--- What is expected ---
Pictures stay out; please output the remaining data exactly.

--- Input records ---
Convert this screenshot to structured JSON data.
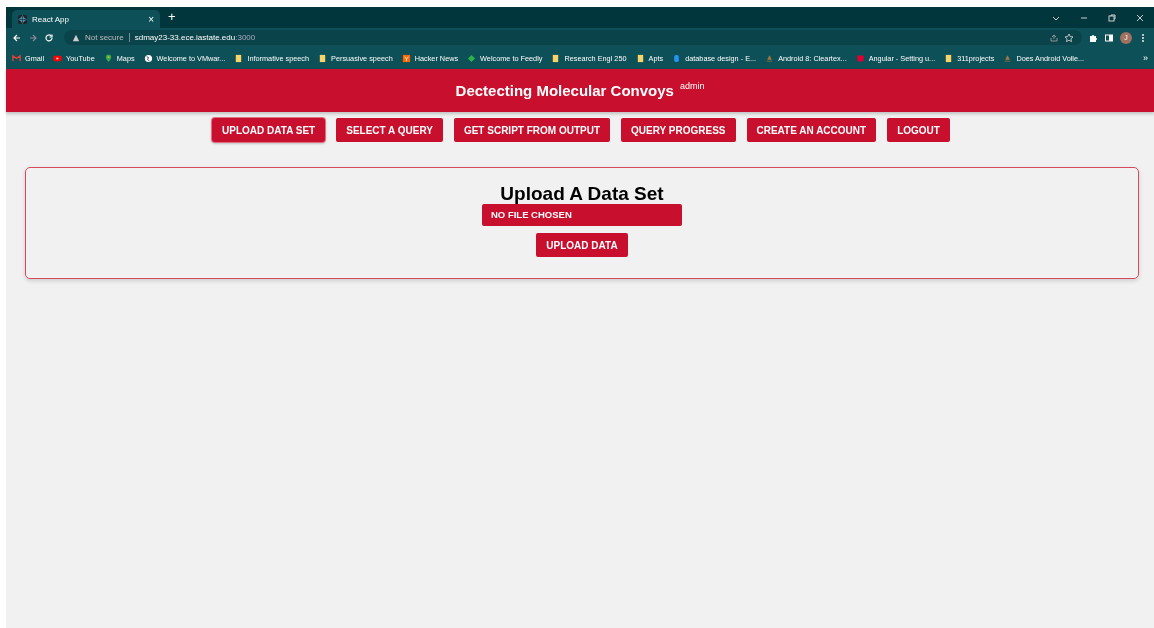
{
  "browser": {
    "tab_title": "React App",
    "new_tab": "+",
    "close_tab": "×",
    "security": "Not secure",
    "url_host": "sdmay23-33.ece.iastate.edu",
    "url_port": ":3000",
    "profile_initial": "J",
    "bookmarks": [
      {
        "label": "Gmail",
        "kind": "gmail"
      },
      {
        "label": "YouTube",
        "kind": "video"
      },
      {
        "label": "Maps",
        "kind": "pin"
      },
      {
        "label": "Welcome to VMwar...",
        "kind": "globe"
      },
      {
        "label": "Informative speech",
        "kind": "note"
      },
      {
        "label": "Persuasive speech",
        "kind": "note"
      },
      {
        "label": "Hacker News",
        "kind": "letter"
      },
      {
        "label": "Welcome to Feedly",
        "kind": "diamond"
      },
      {
        "label": "Research Engl 250",
        "kind": "note"
      },
      {
        "label": "Apts",
        "kind": "note"
      },
      {
        "label": "database design - E...",
        "kind": "database"
      },
      {
        "label": "Android 8: Cleartex...",
        "kind": "stamp"
      },
      {
        "label": "Angular - Setting u...",
        "kind": "shield"
      },
      {
        "label": "311projects",
        "kind": "note"
      },
      {
        "label": "Does Android Volle...",
        "kind": "stamp"
      }
    ],
    "more_bookmarks": "»"
  },
  "header": {
    "title": "Dectecting Molecular Convoys",
    "user": "admin"
  },
  "nav": [
    {
      "label": "UPLOAD DATA SET",
      "selected": true
    },
    {
      "label": "SELECT A QUERY",
      "selected": false
    },
    {
      "label": "GET SCRIPT FROM OUTPUT",
      "selected": false
    },
    {
      "label": "QUERY PROGRESS",
      "selected": false
    },
    {
      "label": "CREATE AN ACCOUNT",
      "selected": false
    },
    {
      "label": "LOGOUT",
      "selected": false
    }
  ],
  "upload": {
    "title": "Upload A Data Set",
    "file_status": "NO FILE CHOSEN",
    "button": "UPLOAD DATA"
  }
}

--- Response to this task ---
Convert this screenshot to structured JSON data.
{
  "browser": {
    "tab_title": "React App",
    "new_tab": "+",
    "close_tab": "×",
    "security": "Not secure",
    "url_host": "sdmay23-33.ece.iastate.edu",
    "url_port": ":3000",
    "profile_initial": "J",
    "bookmarks": [
      {
        "label": "Gmail",
        "kind": "gmail"
      },
      {
        "label": "YouTube",
        "kind": "video"
      },
      {
        "label": "Maps",
        "kind": "pin"
      },
      {
        "label": "Welcome to VMwar...",
        "kind": "globe"
      },
      {
        "label": "Informative speech",
        "kind": "note"
      },
      {
        "label": "Persuasive speech",
        "kind": "note"
      },
      {
        "label": "Hacker News",
        "kind": "letter"
      },
      {
        "label": "Welcome to Feedly",
        "kind": "diamond"
      },
      {
        "label": "Research Engl 250",
        "kind": "note"
      },
      {
        "label": "Apts",
        "kind": "note"
      },
      {
        "label": "database design - E...",
        "kind": "database"
      },
      {
        "label": "Android 8: Cleartex...",
        "kind": "stamp"
      },
      {
        "label": "Angular - Setting u...",
        "kind": "shield"
      },
      {
        "label": "311projects",
        "kind": "note"
      },
      {
        "label": "Does Android Volle...",
        "kind": "stamp"
      }
    ],
    "more_bookmarks": "»"
  },
  "header": {
    "title": "Dectecting Molecular Convoys",
    "user": "admin"
  },
  "nav": [
    {
      "label": "UPLOAD DATA SET",
      "selected": true
    },
    {
      "label": "SELECT A QUERY",
      "selected": false
    },
    {
      "label": "GET SCRIPT FROM OUTPUT",
      "selected": false
    },
    {
      "label": "QUERY PROGRESS",
      "selected": false
    },
    {
      "label": "CREATE AN ACCOUNT",
      "selected": false
    },
    {
      "label": "LOGOUT",
      "selected": false
    }
  ],
  "upload": {
    "title": "Upload A Data Set",
    "file_status": "NO FILE CHOSEN",
    "button": "UPLOAD DATA"
  }
}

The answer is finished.